Two of the three members of the Bakery Boys relax at the kitchen table in a friend’s apartment. Quinton “Q” Russ (aka Diabolicool) and Mark Ryan sit, waiting for the last member, Russ’ cousin Alexander Ruffin (aka Ace Bangaz), to arrive. When Ruffin finally walks in, Russ jumps up to show his cousin his retro Stone Cold Steve Austin “Austin 3:16” shirt, which leaves Ruffin cackling.
The way the group gets along, it’s easy to tell they’ve known each other for a long time. While growing up uptown, in the neighborhoods of North Philly, the guys’ first real connection with each other was through skateboarding, most often at LOVE Park.
Each had at least a fledgling interest in hip-hop but it wasn’t until they started tooling around in Ryan’s basement that things started coming together. With their own space to explore musically, their formation as a unit didn’t have to be a conscious choice. It just kind of happened.
“I had a basement where we could all hang out, smoke weed and fuck around,” says Ryan. “And that’s what happened. It’s the classic rap story. I had a place for us to figure ourselves out.”
Having lived in Philadelphia their whole lives, the guys are well-versed in the city’s idiosyncrasies and strange characters. For instance, a street performer once brought a PA system to LOVE Park and let them borrow it for a few minutes to perform. It’s what they would come to call their first ever gig.

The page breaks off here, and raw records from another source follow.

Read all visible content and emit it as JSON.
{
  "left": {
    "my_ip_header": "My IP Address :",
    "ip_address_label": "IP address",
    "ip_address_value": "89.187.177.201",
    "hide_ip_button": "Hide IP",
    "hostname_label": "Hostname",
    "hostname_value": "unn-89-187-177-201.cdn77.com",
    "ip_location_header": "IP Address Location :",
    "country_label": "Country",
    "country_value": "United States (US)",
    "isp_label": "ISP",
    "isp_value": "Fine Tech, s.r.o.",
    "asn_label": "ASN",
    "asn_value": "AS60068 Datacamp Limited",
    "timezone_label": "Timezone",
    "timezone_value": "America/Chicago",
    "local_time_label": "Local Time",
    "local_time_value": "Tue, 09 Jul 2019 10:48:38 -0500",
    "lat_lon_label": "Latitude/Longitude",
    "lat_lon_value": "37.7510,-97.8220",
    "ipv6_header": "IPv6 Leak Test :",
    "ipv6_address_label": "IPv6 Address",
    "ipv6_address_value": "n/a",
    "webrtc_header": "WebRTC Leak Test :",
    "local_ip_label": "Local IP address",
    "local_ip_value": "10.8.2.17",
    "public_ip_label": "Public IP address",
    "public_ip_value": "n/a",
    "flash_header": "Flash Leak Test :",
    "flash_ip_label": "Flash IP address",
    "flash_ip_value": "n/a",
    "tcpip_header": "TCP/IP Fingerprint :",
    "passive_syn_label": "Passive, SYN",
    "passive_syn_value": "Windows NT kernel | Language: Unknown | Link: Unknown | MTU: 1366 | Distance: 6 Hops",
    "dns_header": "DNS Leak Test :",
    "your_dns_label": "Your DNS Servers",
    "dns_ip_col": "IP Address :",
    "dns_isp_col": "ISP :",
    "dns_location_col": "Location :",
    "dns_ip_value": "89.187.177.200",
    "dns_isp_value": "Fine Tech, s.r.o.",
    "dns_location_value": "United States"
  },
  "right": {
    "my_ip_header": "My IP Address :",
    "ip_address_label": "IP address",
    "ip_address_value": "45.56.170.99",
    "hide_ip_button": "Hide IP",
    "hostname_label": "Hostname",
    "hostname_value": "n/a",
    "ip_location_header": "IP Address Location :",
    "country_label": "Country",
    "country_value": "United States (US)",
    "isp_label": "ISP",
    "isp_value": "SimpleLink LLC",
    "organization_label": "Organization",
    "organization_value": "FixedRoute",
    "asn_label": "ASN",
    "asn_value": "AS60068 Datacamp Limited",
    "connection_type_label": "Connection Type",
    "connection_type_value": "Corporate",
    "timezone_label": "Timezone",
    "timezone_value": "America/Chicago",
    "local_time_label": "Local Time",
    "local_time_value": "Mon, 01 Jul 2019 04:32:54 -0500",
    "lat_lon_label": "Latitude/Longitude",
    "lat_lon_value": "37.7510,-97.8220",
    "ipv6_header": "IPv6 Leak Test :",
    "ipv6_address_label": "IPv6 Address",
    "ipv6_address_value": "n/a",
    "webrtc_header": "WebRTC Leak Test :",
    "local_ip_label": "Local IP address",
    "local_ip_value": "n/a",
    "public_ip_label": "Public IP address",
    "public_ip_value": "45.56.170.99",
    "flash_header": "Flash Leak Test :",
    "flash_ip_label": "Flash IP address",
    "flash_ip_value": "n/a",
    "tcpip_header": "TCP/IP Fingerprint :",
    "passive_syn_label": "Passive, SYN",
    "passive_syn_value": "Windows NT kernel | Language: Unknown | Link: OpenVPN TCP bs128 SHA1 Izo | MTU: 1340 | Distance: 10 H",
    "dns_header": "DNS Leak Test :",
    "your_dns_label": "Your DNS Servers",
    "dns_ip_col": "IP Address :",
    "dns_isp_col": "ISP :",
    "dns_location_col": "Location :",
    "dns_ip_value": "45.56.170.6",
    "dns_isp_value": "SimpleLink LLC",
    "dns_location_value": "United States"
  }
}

“Philly is a weird planet,” says Russ. “It’s a parallel universe.”
But the Bakery Boys accept this weird planet as their home, especially North Philly. Instead of doing skits for their recent release, The Package, Ryan clandestinely recorded the group moving around their stomping grounds on his smartphone. There’s the sound of change hitting the counter of a Chinese corner store as they argue over what to buy in “Us,” and the familiar “chirp-chirp” of the crosswalk in the background as they take a break from skating to chat with a friend on Broad Street at Cecil B. Moore Avenue in “Peeps.”
“This is where the stories are being made,” says Ruffin about North Philly. “It’s storytelling. Our true stories are interesting enough that we can tell them to people and they’ll listen.”
North Philly is their home, for better or worse. Ruffin’s least favorite memories of recording their first effort, First Batch, were leaving Ryan’s basement at the end of the day. Partly that’s because it was such a comfortable space and partly because it wasn’t uncommon to hear gunshots on the walk home.
“We talk about grimy shit but it’s not to glorify it,” Ryan says. “It’s just like, be aware. Be conscious. As a group, we’re pushing for our lane.”
They’ve started their own label, B.A.K.E.D. Recordings, to house both their individual efforts and showcase the talents of other local artists, like Mick Raw (pictured above with Bakery Boys) and Javin Lessane.
After leaving Philadelphia to live in Denver for several months, Lessane discovered that most people outside of the city have the theme song to “The Fresh Prince of Bel Air” as their only cultural reference.
“It’s cool but at the same time it’s like… yup! That’s it,” he says about other cities’ knowledge of Philadelphia.
Lessane thinks artists like the Bakery Boys are more representative of where Philly is at now and it’s about time the world knew.
It may come across as nothing but stoner whimsy but B.A.K.E.D. actually stands for “Being Ambitious Kids Every Day.”
“We strong,” says Russ. “You may not know yet, but we are strong.”
Thanks to all those who showed up at Underground Arts for the Red Bull Sound Select show on Thursday that we curated. Pissed Jeans were crazy loud and super fun, and they allowed fans to stage dive and go wild.
The next JUMP Sound Select party is in in July. We’re still working on those details.
Veteran Freshman hosts the next Sound Select party on April 16 with Rakim, Chill Moody, Dyme-A-Duzin, Reef the Lost Cauze and DJ Aktive. Last time we saw Rakim in Philly, he was among the headliners at the Roots Picnic. RSVP for $3 tickets here.